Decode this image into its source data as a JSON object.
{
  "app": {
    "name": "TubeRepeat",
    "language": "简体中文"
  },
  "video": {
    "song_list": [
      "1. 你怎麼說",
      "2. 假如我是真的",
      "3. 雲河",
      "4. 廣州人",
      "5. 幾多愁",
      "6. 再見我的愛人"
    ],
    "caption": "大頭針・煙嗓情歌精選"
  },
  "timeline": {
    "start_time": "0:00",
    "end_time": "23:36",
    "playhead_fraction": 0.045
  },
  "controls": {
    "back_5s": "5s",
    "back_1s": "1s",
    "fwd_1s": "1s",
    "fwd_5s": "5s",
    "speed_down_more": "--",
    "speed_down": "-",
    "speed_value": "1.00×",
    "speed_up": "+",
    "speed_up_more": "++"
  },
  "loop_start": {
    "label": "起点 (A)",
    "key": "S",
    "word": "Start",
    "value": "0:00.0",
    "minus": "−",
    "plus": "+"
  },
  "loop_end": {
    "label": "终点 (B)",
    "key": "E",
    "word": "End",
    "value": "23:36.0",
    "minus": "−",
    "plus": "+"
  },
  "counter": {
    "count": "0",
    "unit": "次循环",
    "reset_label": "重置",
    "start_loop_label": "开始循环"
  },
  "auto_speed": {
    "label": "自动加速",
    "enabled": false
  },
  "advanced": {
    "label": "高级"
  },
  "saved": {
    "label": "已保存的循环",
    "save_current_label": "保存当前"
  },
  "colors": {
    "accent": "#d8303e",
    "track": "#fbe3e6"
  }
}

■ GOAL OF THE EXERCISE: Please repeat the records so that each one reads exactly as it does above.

■ EXERCISE OUTPUT:
Decode this image into its source data as a JSON object.
{
  "app": {
    "name": "TubeRepeat",
    "language": "简体中文"
  },
  "video": {
    "song_list": [
      "1. 你怎麼說",
      "2. 假如我是真的",
      "3. 雲河",
      "4. 廣州人",
      "5. 幾多愁",
      "6. 再見我的愛人"
    ],
    "caption": "大頭針・煙嗓情歌精選"
  },
  "timeline": {
    "start_time": "0:00",
    "end_time": "23:36",
    "playhead_fraction": 0.045
  },
  "controls": {
    "back_5s": "5s",
    "back_1s": "1s",
    "fwd_1s": "1s",
    "fwd_5s": "5s",
    "speed_down_more": "--",
    "speed_down": "-",
    "speed_value": "1.00×",
    "speed_up": "+",
    "speed_up_more": "++"
  },
  "loop_start": {
    "label": "起点 (A)",
    "key": "S",
    "word": "Start",
    "value": "0:00.0",
    "minus": "−",
    "plus": "+"
  },
  "loop_end": {
    "label": "终点 (B)",
    "key": "E",
    "word": "End",
    "value": "23:36.0",
    "minus": "−",
    "plus": "+"
  },
  "counter": {
    "count": "0",
    "unit": "次循环",
    "reset_label": "重置",
    "start_loop_label": "开始循环"
  },
  "auto_speed": {
    "label": "自动加速",
    "enabled": false
  },
  "advanced": {
    "label": "高级"
  },
  "saved": {
    "label": "已保存的循环",
    "save_current_label": "保存当前"
  },
  "colors": {
    "accent": "#d8303e",
    "track": "#fbe3e6"
  }
}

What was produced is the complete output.